> **What needs to be done**
Pick out each line in these entries that contains the string "Définir".

=== Material supplied ===

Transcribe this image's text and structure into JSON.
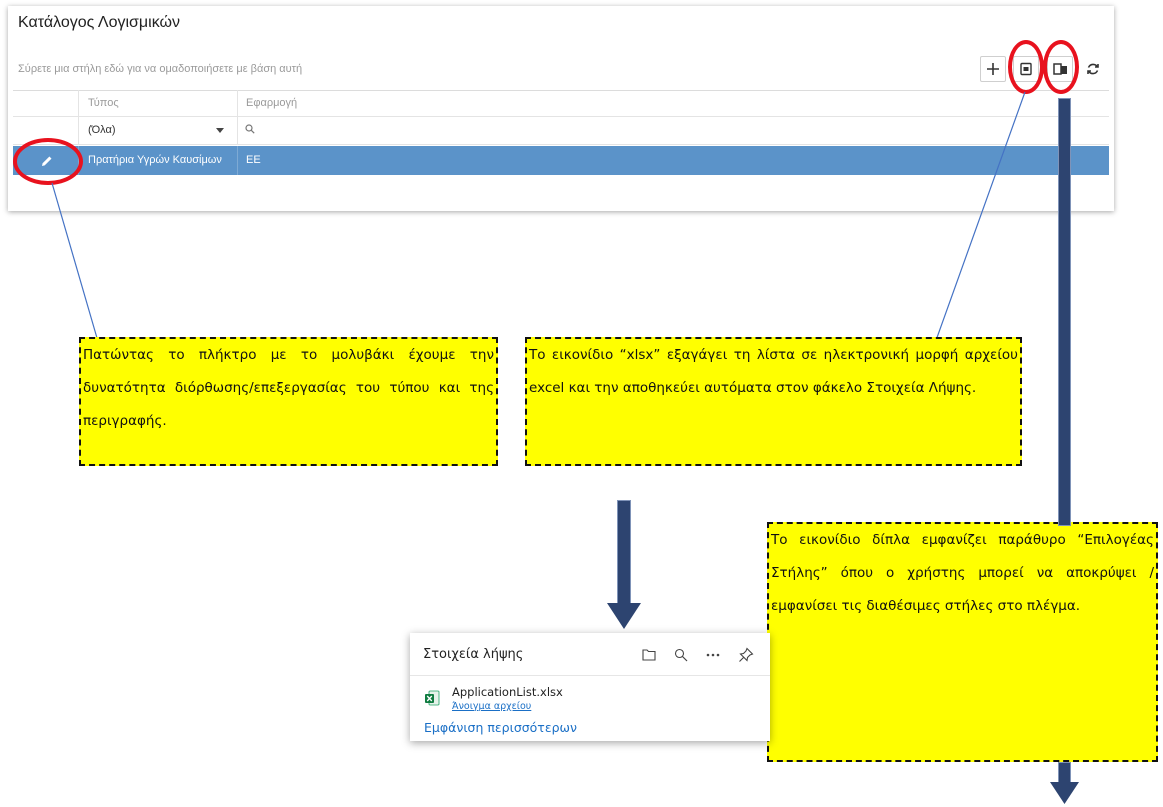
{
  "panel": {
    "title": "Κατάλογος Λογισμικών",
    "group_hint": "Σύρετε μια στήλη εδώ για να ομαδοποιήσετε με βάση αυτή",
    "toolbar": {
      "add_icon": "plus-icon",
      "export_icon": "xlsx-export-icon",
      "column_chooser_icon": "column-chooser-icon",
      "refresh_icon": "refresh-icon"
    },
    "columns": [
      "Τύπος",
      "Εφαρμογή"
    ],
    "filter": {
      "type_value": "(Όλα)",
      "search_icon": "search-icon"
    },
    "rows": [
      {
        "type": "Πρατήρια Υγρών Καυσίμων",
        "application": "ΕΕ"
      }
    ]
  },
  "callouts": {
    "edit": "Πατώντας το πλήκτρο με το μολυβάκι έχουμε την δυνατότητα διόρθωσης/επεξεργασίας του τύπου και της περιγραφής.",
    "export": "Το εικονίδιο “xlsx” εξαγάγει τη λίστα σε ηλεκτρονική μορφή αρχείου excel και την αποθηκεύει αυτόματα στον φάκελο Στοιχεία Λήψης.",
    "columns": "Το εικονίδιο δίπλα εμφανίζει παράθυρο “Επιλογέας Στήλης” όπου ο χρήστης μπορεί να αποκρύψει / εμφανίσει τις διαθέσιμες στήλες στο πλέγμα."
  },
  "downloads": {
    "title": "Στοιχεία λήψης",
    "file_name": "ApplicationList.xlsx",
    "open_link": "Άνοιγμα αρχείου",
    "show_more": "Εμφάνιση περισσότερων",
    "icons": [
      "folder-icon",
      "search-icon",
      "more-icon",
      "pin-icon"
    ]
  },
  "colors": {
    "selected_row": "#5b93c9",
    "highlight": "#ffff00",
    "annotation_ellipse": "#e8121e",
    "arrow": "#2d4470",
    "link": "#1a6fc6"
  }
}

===
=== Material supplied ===

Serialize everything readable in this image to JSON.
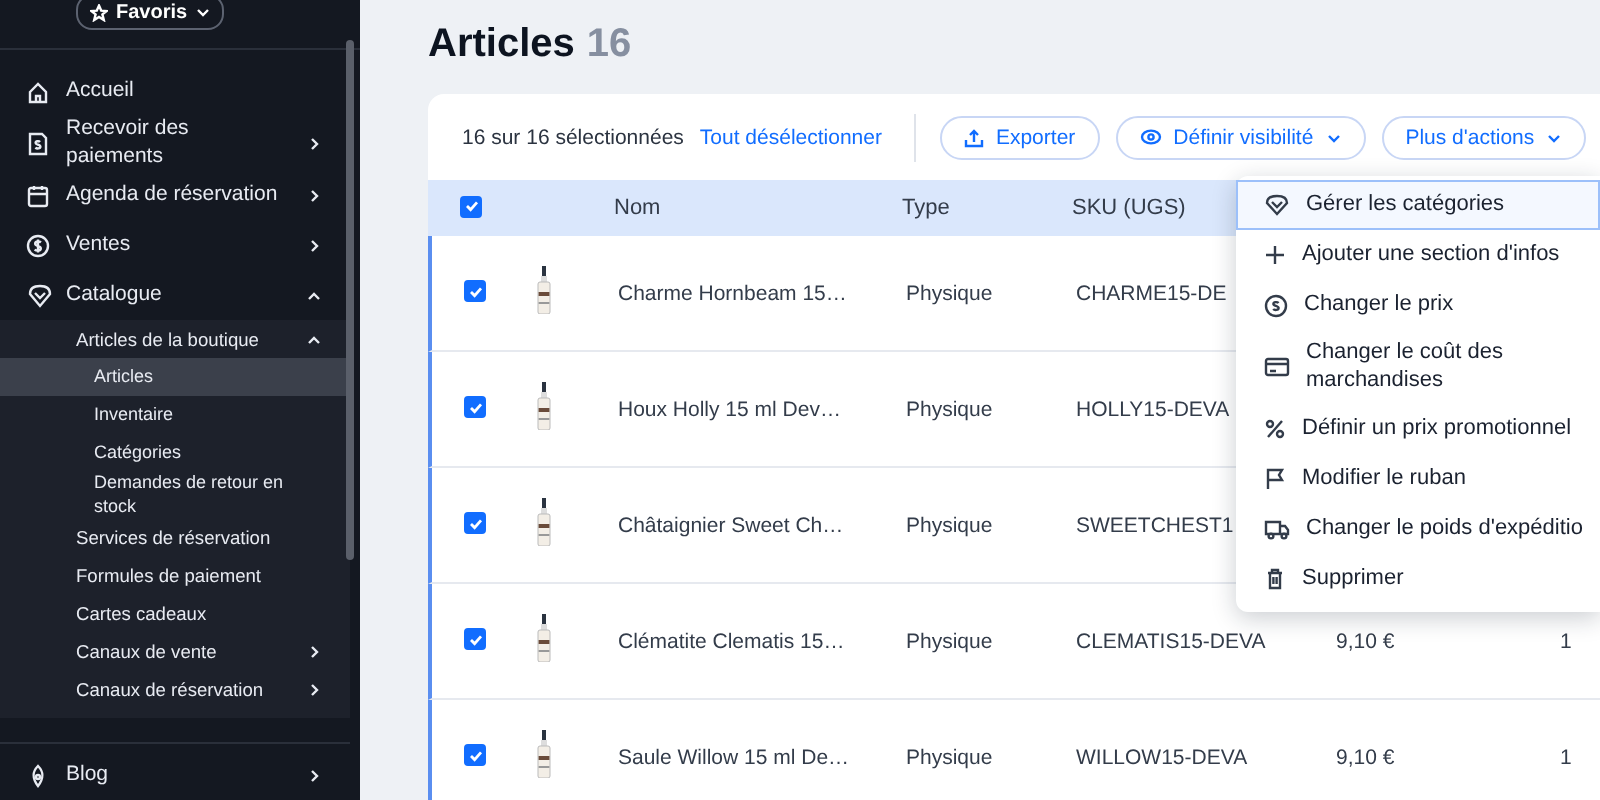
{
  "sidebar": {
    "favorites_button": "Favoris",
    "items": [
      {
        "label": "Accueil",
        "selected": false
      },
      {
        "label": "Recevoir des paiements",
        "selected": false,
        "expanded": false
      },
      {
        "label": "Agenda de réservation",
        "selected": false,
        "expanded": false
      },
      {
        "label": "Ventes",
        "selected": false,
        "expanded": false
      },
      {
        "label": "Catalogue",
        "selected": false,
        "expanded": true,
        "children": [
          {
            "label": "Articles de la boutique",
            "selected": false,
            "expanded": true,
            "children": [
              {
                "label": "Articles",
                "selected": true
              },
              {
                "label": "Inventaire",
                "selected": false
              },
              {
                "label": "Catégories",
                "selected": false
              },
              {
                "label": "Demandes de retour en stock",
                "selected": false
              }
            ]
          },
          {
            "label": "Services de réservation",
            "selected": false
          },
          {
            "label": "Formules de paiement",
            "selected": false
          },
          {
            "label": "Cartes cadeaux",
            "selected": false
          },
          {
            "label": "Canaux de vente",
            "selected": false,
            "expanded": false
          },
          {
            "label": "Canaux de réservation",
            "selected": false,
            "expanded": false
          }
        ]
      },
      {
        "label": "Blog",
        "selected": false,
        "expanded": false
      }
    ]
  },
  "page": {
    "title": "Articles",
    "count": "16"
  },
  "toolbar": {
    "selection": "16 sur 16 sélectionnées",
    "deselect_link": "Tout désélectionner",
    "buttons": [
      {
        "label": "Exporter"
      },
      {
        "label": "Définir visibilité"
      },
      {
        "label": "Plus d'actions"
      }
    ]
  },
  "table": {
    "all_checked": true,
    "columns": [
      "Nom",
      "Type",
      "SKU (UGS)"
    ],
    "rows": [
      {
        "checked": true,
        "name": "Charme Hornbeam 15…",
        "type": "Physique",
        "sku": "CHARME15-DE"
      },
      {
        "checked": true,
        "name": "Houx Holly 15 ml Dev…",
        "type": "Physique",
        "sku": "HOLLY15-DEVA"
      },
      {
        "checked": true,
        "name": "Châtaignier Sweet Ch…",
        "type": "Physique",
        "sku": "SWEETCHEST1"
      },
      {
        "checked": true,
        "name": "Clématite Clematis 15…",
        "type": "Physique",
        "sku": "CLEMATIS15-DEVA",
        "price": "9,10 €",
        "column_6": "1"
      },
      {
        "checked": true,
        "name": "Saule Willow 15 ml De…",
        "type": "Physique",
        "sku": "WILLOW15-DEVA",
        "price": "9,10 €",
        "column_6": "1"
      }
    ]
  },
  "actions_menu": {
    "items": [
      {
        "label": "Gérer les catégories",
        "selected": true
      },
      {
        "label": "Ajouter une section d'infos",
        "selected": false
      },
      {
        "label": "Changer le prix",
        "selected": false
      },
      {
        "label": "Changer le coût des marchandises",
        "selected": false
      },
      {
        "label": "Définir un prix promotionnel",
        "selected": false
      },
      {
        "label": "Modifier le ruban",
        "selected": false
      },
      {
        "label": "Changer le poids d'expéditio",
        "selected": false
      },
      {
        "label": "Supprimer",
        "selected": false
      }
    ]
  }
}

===
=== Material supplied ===

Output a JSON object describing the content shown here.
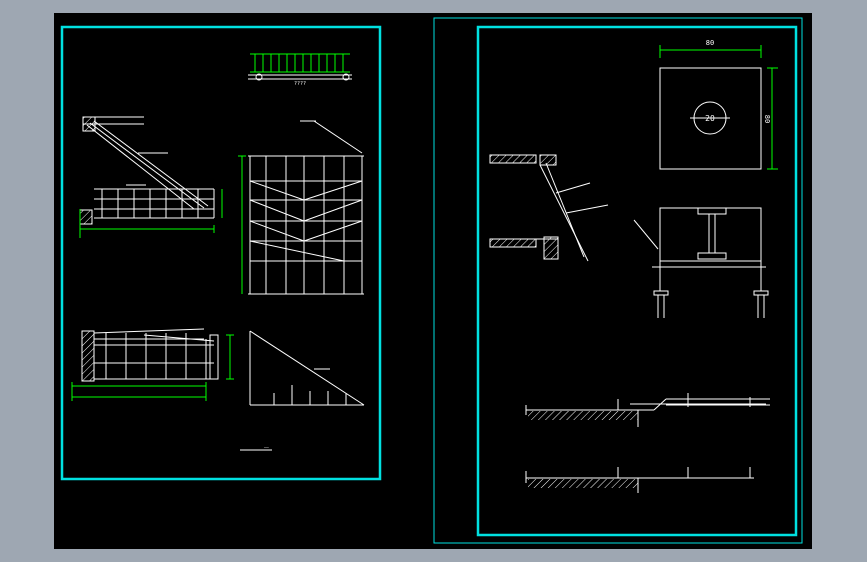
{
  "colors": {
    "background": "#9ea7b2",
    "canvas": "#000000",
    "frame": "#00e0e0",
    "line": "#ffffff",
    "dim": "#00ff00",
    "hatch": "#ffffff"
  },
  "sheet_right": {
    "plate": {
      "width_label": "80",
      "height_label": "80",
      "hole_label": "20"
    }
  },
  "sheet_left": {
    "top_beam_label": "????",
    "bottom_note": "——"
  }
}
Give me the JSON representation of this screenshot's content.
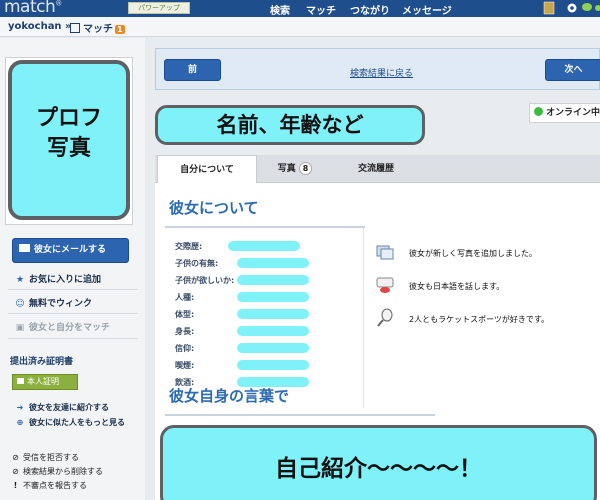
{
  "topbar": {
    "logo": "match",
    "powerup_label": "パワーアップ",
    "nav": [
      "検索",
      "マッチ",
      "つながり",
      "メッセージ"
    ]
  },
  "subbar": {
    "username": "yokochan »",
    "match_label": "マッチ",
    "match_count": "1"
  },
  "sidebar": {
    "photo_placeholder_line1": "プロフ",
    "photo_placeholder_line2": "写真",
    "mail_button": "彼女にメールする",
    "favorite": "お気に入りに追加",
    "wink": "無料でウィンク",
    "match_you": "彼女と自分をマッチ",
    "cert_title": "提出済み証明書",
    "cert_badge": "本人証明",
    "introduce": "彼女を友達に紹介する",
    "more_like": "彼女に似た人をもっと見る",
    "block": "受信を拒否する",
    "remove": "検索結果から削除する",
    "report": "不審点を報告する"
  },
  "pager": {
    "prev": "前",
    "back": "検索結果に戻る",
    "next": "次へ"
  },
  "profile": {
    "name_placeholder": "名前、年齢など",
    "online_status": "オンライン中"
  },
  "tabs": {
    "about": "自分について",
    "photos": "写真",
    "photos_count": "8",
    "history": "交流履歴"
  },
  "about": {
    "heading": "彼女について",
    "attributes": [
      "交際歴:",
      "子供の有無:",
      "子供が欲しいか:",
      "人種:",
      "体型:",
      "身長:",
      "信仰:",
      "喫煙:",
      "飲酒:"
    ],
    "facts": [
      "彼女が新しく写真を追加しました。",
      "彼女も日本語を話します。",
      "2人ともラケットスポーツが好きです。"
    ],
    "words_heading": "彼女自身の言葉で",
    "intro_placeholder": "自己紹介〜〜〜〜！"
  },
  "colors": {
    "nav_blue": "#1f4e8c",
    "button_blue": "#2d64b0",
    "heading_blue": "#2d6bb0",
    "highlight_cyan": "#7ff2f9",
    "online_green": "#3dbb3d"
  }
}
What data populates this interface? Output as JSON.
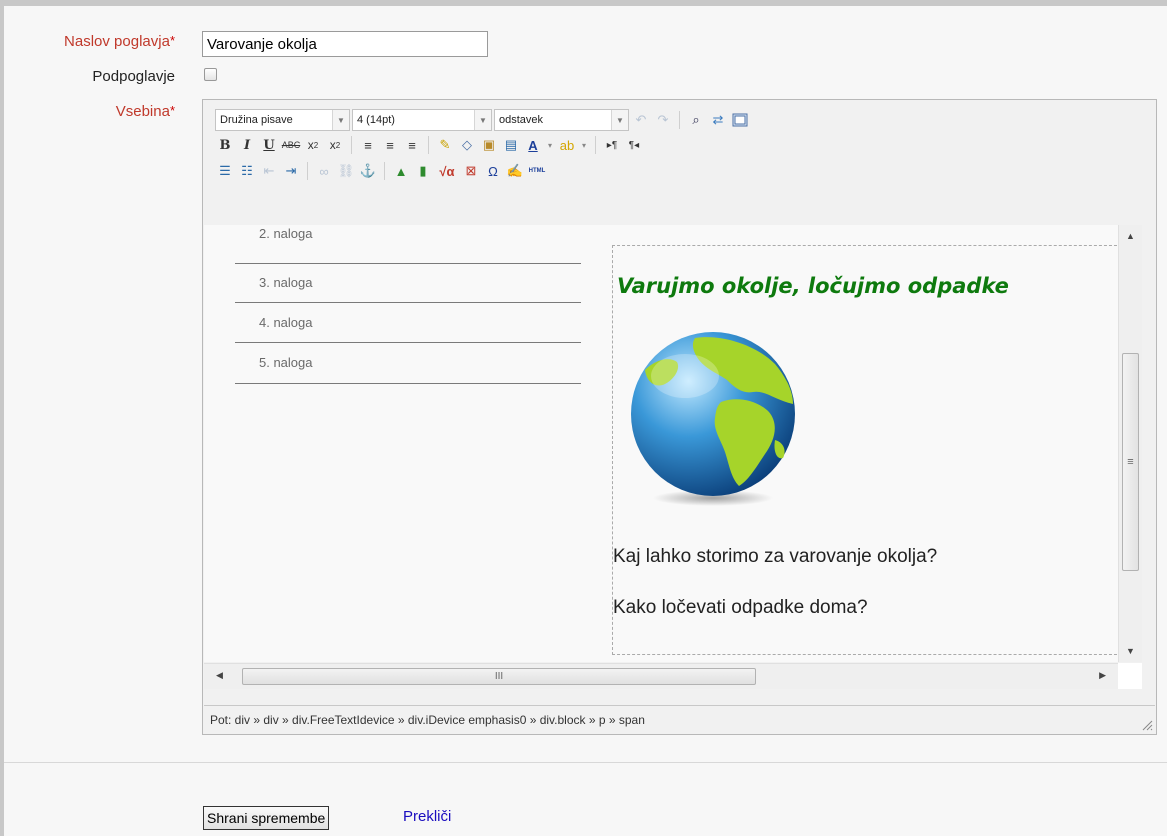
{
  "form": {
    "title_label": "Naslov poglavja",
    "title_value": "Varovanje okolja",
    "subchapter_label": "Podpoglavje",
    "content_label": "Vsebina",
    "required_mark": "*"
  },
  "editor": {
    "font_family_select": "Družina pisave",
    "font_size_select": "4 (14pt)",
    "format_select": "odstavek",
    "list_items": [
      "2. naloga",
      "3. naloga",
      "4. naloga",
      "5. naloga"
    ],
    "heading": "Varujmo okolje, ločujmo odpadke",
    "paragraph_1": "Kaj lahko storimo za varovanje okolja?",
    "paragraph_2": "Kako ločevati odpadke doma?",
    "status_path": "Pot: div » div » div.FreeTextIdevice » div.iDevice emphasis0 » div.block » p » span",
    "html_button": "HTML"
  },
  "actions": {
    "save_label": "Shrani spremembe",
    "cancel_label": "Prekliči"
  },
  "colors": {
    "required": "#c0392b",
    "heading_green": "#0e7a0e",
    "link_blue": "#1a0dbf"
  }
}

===

> **Solved problem**
        "label": "Définir visibilité"
        "label": "Définir un prix promotionnel",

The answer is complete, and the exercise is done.